*Provided entries*.
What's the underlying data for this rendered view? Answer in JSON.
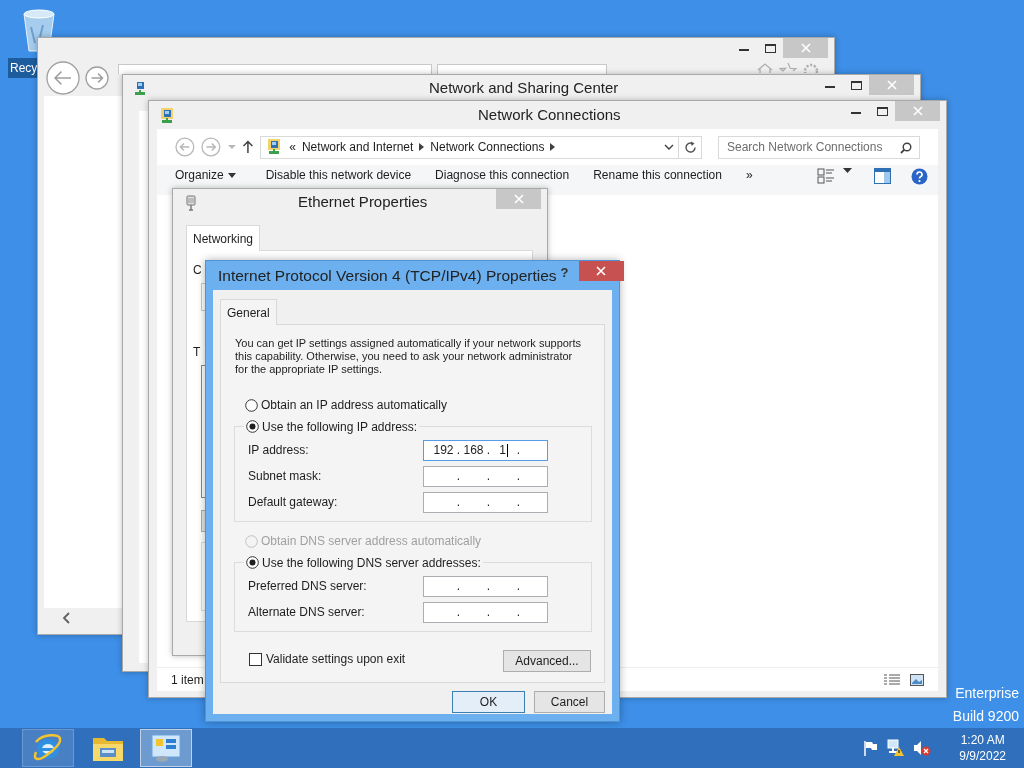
{
  "desktop": {
    "icons": [
      {
        "label": "Recy",
        "selected": true
      }
    ],
    "watermark": [
      "Enterprise",
      "Build 9200"
    ]
  },
  "sharing_center": {
    "title": "Network and Sharing Center"
  },
  "connections": {
    "title": "Network Connections",
    "breadcrumb_lead": "«",
    "breadcrumb": [
      "Network and Internet",
      "Network Connections"
    ],
    "search": {
      "placeholder": "Search Network Connections"
    },
    "commands": [
      {
        "label": "Organize",
        "kind": "menu"
      },
      {
        "label": "Disable this network device",
        "kind": "plain"
      },
      {
        "label": "Diagnose this connection",
        "kind": "plain"
      },
      {
        "label": "Rename this connection",
        "kind": "plain"
      },
      {
        "label": "»",
        "kind": "plain"
      }
    ],
    "status": "1 item"
  },
  "ethernet": {
    "title": "Ethernet Properties",
    "tabs": [
      {
        "label": "Networking",
        "selected": true
      }
    ],
    "labels": [
      "C",
      "T"
    ]
  },
  "ipv4": {
    "title": "Internet Protocol Version 4 (TCP/IPv4) Properties",
    "help": "?",
    "tabs": [
      {
        "label": "General",
        "selected": true
      }
    ],
    "intro": "You can get IP settings assigned automatically if your network supports this capability. Otherwise, you need to ask your network administrator for the appropriate IP settings.",
    "ip_options": [
      {
        "label": "Obtain an IP address automatically",
        "selected": false,
        "disabled": false
      },
      {
        "label": "Use the following IP address:",
        "selected": true,
        "disabled": false
      }
    ],
    "ip_fields": [
      {
        "label": "IP address:",
        "octets": [
          "192",
          "168",
          "1"
        ],
        "dots": [
          ".",
          ".",
          "."
        ],
        "focused": true
      },
      {
        "label": "Subnet mask:",
        "dots": [
          ".",
          ".",
          "."
        ],
        "focused": false
      },
      {
        "label": "Default gateway:",
        "dots": [
          ".",
          ".",
          "."
        ],
        "focused": false
      }
    ],
    "dns_options": [
      {
        "label": "Obtain DNS server address automatically",
        "selected": false,
        "disabled": true
      },
      {
        "label": "Use the following DNS server addresses:",
        "selected": true,
        "disabled": false
      }
    ],
    "dns_fields": [
      {
        "label": "Preferred DNS server:",
        "dots": [
          ".",
          ".",
          "."
        ],
        "focused": false
      },
      {
        "label": "Alternate DNS server:",
        "dots": [
          ".",
          ".",
          "."
        ],
        "focused": false
      }
    ],
    "validate": {
      "label": "Validate settings upon exit",
      "checked": false
    },
    "buttons": [
      {
        "label": "Advanced...",
        "kind": "advanced"
      },
      {
        "label": "OK",
        "kind": "default"
      },
      {
        "label": "Cancel",
        "kind": "cancel"
      }
    ]
  },
  "taskbar": {
    "apps": [
      {
        "kind": "browser",
        "running": true,
        "selected": false
      },
      {
        "kind": "folder",
        "running": false,
        "selected": false
      },
      {
        "kind": "control-panel",
        "running": true,
        "selected": true
      }
    ],
    "tray": [
      {
        "kind": "flag"
      },
      {
        "kind": "network-warning"
      },
      {
        "kind": "speaker-muted"
      }
    ],
    "clock": {
      "time": "1:20 AM",
      "date": "9/9/2022"
    }
  }
}
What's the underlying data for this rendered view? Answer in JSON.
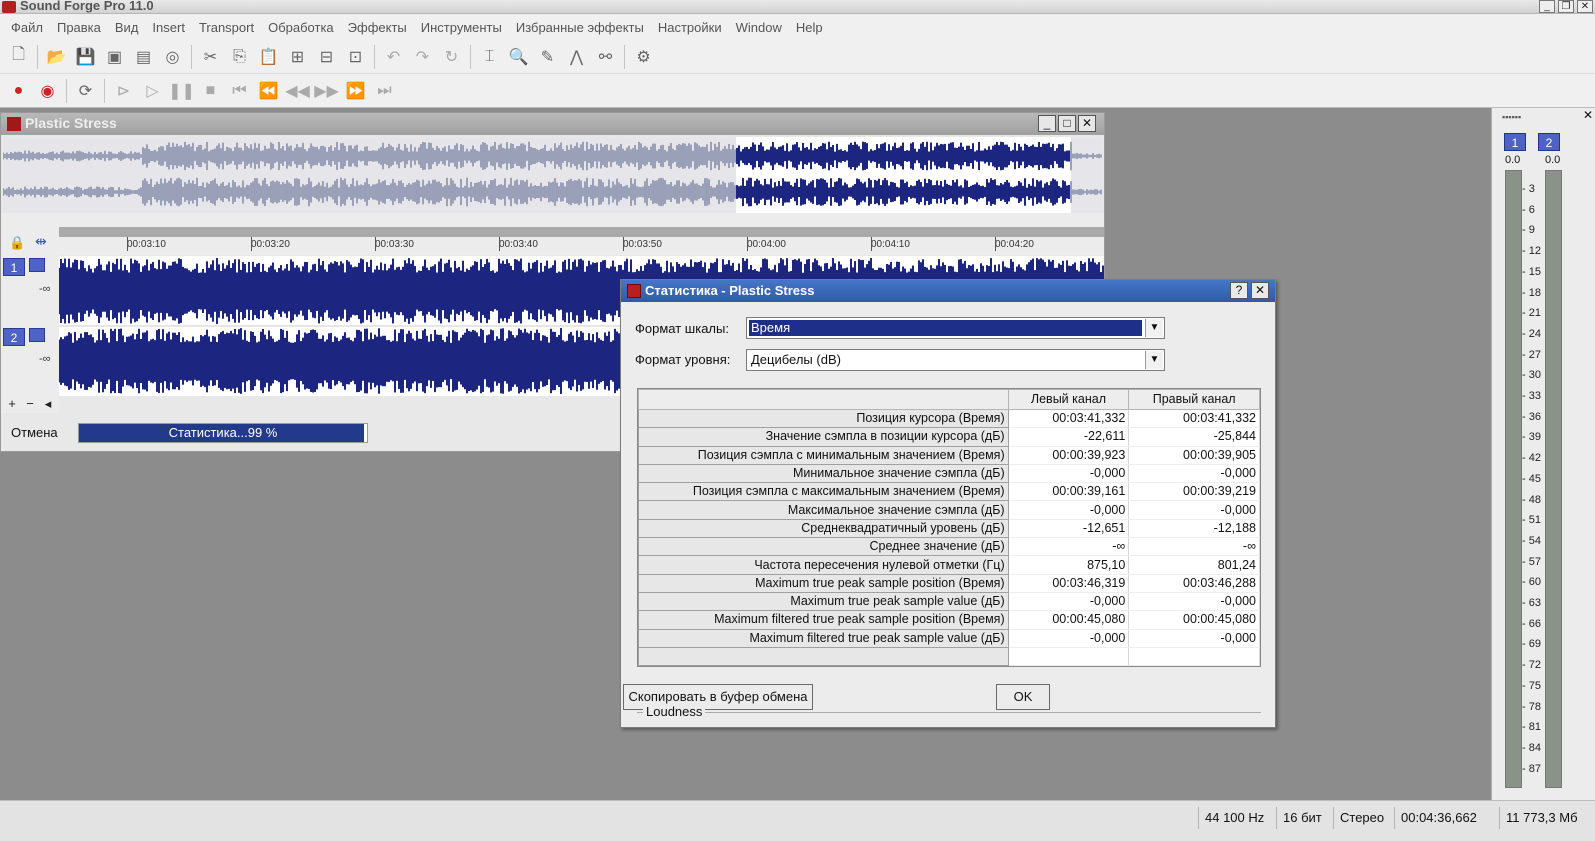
{
  "app": {
    "title": "Sound Forge Pro 11.0",
    "menu": [
      "Файл",
      "Правка",
      "Вид",
      "Insert",
      "Transport",
      "Обработка",
      "Эффекты",
      "Инструменты",
      "Избранные эффекты",
      "Настройки",
      "Window",
      "Help"
    ]
  },
  "data_window": {
    "title": "Plastic Stress",
    "ruler_ticks": [
      "00:03:10",
      "00:03:20",
      "00:03:30",
      "00:03:40",
      "00:03:50",
      "00:04:00",
      "00:04:10",
      "00:04:20"
    ],
    "channels": [
      "1",
      "2"
    ],
    "inf_label": "-∞",
    "cancel_label": "Отмена",
    "progress_text": "Статистика...99 %",
    "progress": 0.99
  },
  "dialog": {
    "title": "Статистика - Plastic Stress",
    "help_btn": "?",
    "close_btn": "✕",
    "scale_format_label": "Формат шкалы:",
    "scale_format_value": "Время",
    "level_format_label": "Формат уровня:",
    "level_format_value": "Децибелы (dB)",
    "columns": [
      "",
      "Левый канал",
      "Правый канал"
    ],
    "rows": [
      {
        "label": "Позиция курсора (Время)",
        "left": "00:03:41,332",
        "right": "00:03:41,332"
      },
      {
        "label": "Значение сэмпла в позиции курсора (дБ)",
        "left": "-22,611",
        "right": "-25,844"
      },
      {
        "label": "Позиция сэмпла с минимальным значением (Время)",
        "left": "00:00:39,923",
        "right": "00:00:39,905"
      },
      {
        "label": "Минимальное значение сэмпла (дБ)",
        "left": "-0,000",
        "right": "-0,000"
      },
      {
        "label": "Позиция сэмпла с максимальным значением (Время)",
        "left": "00:00:39,161",
        "right": "00:00:39,219"
      },
      {
        "label": "Максимальное значение сэмпла (дБ)",
        "left": "-0,000",
        "right": "-0,000"
      },
      {
        "label": "Среднеквадратичный уровень (дБ)",
        "left": "-12,651",
        "right": "-12,188"
      },
      {
        "label": "Среднее значение (дБ)",
        "left": "-∞",
        "right": "-∞"
      },
      {
        "label": "Частота пересечения нулевой отметки (Гц)",
        "left": "875,10",
        "right": "801,24"
      },
      {
        "label": "Maximum true peak sample position (Время)",
        "left": "00:03:46,319",
        "right": "00:03:46,288"
      },
      {
        "label": "Maximum true peak sample value (дБ)",
        "left": "-0,000",
        "right": "-0,000"
      },
      {
        "label": "Maximum filtered true peak sample position (Время)",
        "left": "00:00:45,080",
        "right": "00:00:45,080"
      },
      {
        "label": "Maximum filtered true peak sample value (дБ)",
        "left": "-0,000",
        "right": "-0,000"
      }
    ],
    "copy_button": "Скопировать в буфер обмена",
    "ok_button": "OK",
    "loudness_label": "Loudness"
  },
  "meters": {
    "channels": [
      "1",
      "2"
    ],
    "peak_values": [
      "0.0",
      "0.0"
    ],
    "scale": [
      "3",
      "6",
      "9",
      "12",
      "15",
      "18",
      "21",
      "24",
      "27",
      "30",
      "33",
      "36",
      "39",
      "42",
      "45",
      "48",
      "51",
      "54",
      "57",
      "60",
      "63",
      "66",
      "69",
      "72",
      "75",
      "78",
      "81",
      "84",
      "87"
    ]
  },
  "statusbar": {
    "sample_rate": "44 100 Hz",
    "bit_depth": "16 бит",
    "channels": "Стерео",
    "length": "00:04:36,662",
    "size": "11 773,3 Мб"
  },
  "colors": {
    "waveform": "#1c2680",
    "selection": "#1c2680",
    "overview_wave": "#9aa0b8",
    "dialog_title": "#3a66b8"
  }
}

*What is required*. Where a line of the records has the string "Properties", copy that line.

*Task output*.
    "title": "Ethernet Properties",
    "title": "Internet Protocol Version 4 (TCP/IPv4) Properties",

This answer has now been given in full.